#### WHAT IS BEING ASKED:
Scan the entries for the word "logo". Every line that has it should be copied.

#### DATA EXTRACT:
• • • • •
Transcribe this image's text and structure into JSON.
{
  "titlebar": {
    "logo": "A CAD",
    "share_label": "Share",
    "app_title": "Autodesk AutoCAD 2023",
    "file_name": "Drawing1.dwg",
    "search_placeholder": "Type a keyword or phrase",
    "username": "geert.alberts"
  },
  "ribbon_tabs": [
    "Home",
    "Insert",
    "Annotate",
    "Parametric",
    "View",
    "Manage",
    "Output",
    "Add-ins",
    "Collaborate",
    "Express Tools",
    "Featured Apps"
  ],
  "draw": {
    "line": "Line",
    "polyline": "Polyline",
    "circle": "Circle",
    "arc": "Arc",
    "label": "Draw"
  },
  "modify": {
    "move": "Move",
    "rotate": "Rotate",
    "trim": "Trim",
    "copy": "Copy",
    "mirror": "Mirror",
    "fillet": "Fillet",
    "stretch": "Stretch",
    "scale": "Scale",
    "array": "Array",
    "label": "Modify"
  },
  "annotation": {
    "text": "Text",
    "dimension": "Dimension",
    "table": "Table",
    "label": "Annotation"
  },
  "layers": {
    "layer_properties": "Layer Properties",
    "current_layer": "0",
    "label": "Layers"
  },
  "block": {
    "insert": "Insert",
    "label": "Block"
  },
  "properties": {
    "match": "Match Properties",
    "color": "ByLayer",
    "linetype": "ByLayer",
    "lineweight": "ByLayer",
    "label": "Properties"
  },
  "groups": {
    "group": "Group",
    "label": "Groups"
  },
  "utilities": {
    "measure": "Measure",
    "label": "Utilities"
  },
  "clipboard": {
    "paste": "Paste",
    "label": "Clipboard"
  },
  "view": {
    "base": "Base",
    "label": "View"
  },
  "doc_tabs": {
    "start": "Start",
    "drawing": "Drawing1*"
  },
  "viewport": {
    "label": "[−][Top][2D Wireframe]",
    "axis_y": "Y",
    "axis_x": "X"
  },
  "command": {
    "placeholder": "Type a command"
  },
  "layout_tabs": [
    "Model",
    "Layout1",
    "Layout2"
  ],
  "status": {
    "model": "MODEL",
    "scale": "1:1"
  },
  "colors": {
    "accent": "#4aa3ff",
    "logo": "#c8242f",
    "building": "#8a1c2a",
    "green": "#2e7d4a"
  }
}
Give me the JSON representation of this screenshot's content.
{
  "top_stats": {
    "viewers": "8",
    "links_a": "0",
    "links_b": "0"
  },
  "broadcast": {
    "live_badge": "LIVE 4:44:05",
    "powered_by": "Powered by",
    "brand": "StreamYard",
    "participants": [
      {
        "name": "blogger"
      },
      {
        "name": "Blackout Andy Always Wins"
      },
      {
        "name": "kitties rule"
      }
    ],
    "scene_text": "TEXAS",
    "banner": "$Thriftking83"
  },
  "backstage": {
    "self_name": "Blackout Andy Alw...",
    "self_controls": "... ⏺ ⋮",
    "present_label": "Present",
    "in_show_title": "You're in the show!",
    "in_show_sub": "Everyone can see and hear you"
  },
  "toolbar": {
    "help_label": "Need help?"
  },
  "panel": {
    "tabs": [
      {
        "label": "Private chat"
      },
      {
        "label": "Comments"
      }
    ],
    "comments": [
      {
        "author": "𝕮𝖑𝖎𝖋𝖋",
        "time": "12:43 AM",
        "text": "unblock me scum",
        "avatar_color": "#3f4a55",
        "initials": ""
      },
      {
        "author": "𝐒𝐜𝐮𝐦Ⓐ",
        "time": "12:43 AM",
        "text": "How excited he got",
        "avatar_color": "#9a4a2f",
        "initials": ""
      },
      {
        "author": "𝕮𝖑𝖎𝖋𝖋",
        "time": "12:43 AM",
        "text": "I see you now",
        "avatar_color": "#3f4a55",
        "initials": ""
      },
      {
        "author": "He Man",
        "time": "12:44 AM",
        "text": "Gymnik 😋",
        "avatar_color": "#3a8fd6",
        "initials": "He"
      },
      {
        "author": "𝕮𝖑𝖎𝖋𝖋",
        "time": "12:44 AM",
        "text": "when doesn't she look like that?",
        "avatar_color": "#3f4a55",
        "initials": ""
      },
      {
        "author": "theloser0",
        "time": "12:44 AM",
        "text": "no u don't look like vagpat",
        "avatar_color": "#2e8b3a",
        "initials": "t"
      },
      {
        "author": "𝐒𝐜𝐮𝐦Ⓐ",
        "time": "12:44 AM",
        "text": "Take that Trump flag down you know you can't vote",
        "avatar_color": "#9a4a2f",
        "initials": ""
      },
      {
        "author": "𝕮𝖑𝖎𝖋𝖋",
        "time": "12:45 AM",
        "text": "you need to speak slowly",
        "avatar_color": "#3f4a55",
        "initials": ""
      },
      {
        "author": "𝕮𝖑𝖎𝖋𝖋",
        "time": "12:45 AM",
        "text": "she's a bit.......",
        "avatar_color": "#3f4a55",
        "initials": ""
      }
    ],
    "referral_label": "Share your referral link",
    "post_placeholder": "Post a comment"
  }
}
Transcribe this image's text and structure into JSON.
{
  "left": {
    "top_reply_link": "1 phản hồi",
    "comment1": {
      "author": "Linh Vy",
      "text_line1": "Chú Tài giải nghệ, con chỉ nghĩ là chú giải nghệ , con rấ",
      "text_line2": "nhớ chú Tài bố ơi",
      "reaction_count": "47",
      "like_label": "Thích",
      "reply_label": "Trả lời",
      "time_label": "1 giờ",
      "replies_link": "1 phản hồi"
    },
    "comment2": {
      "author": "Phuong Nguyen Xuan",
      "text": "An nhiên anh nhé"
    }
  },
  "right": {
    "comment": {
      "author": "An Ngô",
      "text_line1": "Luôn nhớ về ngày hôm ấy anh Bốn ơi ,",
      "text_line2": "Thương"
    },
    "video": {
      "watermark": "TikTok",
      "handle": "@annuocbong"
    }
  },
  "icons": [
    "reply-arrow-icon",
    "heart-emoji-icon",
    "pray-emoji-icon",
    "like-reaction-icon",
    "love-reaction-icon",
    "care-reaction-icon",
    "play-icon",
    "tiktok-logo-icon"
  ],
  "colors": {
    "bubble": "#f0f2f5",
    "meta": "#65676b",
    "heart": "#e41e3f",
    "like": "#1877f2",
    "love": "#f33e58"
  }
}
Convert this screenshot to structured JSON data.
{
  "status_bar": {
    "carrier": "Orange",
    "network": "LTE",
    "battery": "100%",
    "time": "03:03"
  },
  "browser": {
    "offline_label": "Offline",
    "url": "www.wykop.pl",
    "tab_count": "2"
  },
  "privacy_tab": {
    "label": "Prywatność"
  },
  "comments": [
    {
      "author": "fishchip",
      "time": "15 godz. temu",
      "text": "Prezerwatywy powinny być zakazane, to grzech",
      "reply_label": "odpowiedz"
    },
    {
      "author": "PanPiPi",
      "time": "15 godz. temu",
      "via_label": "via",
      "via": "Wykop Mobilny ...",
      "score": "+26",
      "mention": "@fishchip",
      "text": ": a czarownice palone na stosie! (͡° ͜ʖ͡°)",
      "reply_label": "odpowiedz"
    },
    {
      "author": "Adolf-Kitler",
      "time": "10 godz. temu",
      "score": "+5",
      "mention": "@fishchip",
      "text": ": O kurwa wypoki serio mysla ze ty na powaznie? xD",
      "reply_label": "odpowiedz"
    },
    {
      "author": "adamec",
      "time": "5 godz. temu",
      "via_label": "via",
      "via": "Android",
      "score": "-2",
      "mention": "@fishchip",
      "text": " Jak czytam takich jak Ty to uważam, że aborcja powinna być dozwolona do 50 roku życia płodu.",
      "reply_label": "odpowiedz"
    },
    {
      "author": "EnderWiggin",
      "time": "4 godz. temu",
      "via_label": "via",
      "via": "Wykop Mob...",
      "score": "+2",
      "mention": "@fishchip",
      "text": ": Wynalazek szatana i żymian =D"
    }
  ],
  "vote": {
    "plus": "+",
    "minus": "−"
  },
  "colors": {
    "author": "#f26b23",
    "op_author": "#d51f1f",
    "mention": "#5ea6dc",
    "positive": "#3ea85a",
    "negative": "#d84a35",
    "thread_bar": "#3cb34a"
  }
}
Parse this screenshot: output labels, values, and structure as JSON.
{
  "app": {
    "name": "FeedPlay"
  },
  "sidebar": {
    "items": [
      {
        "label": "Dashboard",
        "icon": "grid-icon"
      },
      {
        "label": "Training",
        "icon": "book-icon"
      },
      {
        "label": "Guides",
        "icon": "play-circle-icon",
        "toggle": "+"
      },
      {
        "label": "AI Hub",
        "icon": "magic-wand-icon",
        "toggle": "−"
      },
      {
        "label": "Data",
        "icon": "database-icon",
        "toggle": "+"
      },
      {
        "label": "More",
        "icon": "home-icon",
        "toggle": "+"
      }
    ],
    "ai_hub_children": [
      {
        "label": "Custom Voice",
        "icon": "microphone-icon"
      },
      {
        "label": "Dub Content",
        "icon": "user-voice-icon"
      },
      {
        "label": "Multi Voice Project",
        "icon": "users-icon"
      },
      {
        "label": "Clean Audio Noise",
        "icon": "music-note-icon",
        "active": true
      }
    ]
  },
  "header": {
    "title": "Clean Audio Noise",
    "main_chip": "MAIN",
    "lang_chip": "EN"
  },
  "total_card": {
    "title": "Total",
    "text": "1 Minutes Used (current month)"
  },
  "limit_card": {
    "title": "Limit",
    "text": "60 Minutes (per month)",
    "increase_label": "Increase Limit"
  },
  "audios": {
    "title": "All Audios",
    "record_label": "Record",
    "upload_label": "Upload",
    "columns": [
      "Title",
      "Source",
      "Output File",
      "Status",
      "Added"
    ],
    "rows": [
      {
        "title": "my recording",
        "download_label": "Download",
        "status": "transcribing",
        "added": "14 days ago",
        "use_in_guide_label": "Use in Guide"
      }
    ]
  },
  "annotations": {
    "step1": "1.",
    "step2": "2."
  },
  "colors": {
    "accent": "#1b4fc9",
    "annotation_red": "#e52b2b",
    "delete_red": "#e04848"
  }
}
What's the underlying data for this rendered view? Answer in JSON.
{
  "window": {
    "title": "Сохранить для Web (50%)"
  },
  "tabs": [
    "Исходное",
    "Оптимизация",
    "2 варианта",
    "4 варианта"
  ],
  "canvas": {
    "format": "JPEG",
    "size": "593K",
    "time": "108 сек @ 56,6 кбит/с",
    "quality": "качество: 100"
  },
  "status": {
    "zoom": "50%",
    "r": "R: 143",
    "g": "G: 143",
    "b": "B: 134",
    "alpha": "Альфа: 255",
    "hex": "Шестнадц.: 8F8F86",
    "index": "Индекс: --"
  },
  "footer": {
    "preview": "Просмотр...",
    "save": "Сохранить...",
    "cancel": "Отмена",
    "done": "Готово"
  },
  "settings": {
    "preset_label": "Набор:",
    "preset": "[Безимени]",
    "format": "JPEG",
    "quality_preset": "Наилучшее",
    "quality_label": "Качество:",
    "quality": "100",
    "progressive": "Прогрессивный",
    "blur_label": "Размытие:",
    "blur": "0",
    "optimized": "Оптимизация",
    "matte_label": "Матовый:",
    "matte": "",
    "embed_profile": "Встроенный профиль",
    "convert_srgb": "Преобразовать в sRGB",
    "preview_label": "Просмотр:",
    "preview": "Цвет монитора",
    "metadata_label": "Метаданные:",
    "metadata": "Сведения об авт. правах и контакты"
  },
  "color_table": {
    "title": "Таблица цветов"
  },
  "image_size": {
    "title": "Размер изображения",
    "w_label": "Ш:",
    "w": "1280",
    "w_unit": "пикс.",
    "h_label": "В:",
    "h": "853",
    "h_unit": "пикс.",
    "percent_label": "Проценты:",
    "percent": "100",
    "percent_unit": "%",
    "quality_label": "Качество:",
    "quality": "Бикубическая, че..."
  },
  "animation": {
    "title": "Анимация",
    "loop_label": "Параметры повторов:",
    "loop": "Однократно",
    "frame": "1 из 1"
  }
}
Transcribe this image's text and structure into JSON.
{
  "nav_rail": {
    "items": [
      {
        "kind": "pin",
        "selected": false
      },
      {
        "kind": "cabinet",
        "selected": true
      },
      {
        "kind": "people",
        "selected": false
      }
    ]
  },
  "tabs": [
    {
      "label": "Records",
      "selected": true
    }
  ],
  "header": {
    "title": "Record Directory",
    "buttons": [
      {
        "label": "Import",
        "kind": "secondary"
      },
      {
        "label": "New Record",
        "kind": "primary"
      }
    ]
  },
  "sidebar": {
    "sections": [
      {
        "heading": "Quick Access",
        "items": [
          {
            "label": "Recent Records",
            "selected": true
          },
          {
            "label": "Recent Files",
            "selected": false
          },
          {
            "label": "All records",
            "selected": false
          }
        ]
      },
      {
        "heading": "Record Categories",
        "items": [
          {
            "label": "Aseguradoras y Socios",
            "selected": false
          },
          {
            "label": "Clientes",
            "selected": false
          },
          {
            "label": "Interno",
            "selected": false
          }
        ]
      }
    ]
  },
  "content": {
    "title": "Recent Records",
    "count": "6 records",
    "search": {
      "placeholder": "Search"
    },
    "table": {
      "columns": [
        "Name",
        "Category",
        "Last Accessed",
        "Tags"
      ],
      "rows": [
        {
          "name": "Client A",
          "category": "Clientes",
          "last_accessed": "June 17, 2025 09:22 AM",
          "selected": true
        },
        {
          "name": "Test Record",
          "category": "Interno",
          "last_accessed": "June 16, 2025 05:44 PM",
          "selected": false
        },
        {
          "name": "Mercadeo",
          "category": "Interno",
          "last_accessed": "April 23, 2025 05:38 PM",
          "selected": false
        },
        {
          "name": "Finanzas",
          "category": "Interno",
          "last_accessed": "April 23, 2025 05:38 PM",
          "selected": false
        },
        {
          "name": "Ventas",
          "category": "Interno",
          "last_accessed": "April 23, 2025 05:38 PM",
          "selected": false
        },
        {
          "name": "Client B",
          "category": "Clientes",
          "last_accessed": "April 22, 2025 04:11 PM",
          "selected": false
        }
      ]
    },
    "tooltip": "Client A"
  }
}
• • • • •
#### REPLY TO THE TASK:
    "logo": "A CAD",
    "logo": "#c8242f",
    "tiktok-logo-icon"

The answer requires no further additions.